App and web page records:
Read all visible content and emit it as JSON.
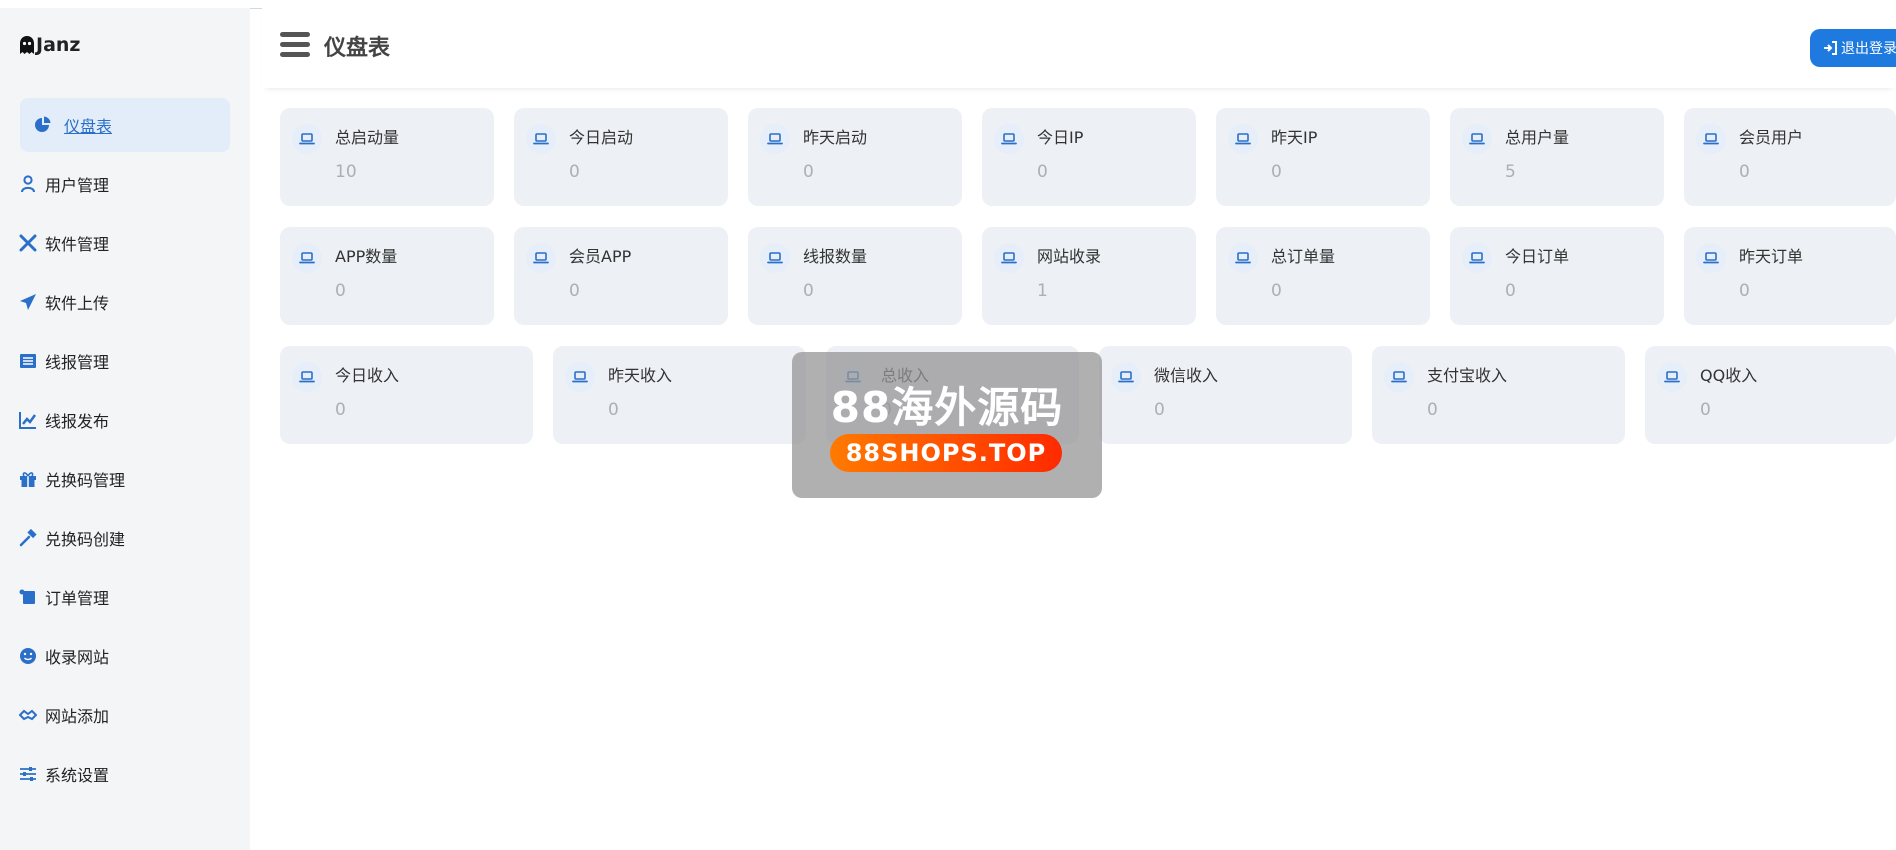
{
  "brand": {
    "name": "Janz"
  },
  "header": {
    "title": "仪盘表",
    "logout_label": "退出登录"
  },
  "sidebar": {
    "items": [
      {
        "label": "仪盘表",
        "icon": "pie-chart-icon",
        "active": true
      },
      {
        "label": "用户管理",
        "icon": "user-icon"
      },
      {
        "label": "软件管理",
        "icon": "tools-icon"
      },
      {
        "label": "软件上传",
        "icon": "paper-plane-icon"
      },
      {
        "label": "线报管理",
        "icon": "list-icon"
      },
      {
        "label": "线报发布",
        "icon": "edit-chart-icon"
      },
      {
        "label": "兑换码管理",
        "icon": "gift-icon"
      },
      {
        "label": "兑换码创建",
        "icon": "hammer-icon"
      },
      {
        "label": "订单管理",
        "icon": "scroll-icon"
      },
      {
        "label": "收录网站",
        "icon": "smile-icon"
      },
      {
        "label": "网站添加",
        "icon": "handshake-icon"
      },
      {
        "label": "系统设置",
        "icon": "sliders-icon"
      }
    ]
  },
  "stats": {
    "row1": [
      {
        "label": "总启动量",
        "value": "10"
      },
      {
        "label": "今日启动",
        "value": "0"
      },
      {
        "label": "昨天启动",
        "value": "0"
      },
      {
        "label": "今日IP",
        "value": "0"
      },
      {
        "label": "昨天IP",
        "value": "0"
      },
      {
        "label": "总用户量",
        "value": "5"
      },
      {
        "label": "会员用户",
        "value": "0"
      }
    ],
    "row2": [
      {
        "label": "APP数量",
        "value": "0"
      },
      {
        "label": "会员APP",
        "value": "0"
      },
      {
        "label": "线报数量",
        "value": "0"
      },
      {
        "label": "网站收录",
        "value": "1"
      },
      {
        "label": "总订单量",
        "value": "0"
      },
      {
        "label": "今日订单",
        "value": "0"
      },
      {
        "label": "昨天订单",
        "value": "0"
      }
    ],
    "row3": [
      {
        "label": "今日收入",
        "value": "0"
      },
      {
        "label": "昨天收入",
        "value": "0"
      },
      {
        "label": "总收入",
        "value": "0"
      },
      {
        "label": "微信收入",
        "value": "0"
      },
      {
        "label": "支付宝收入",
        "value": "0"
      },
      {
        "label": "QQ收入",
        "value": "0"
      }
    ]
  },
  "watermark": {
    "title": "88海外源码",
    "subtitle": "88SHOPS.TOP"
  },
  "colors": {
    "accent": "#1f7ae0",
    "sidebar_bg": "#f4f5f7",
    "card_bg": "#edf0f5",
    "value_gray": "#aab0b8"
  }
}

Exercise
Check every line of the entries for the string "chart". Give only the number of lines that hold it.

Output for this task
2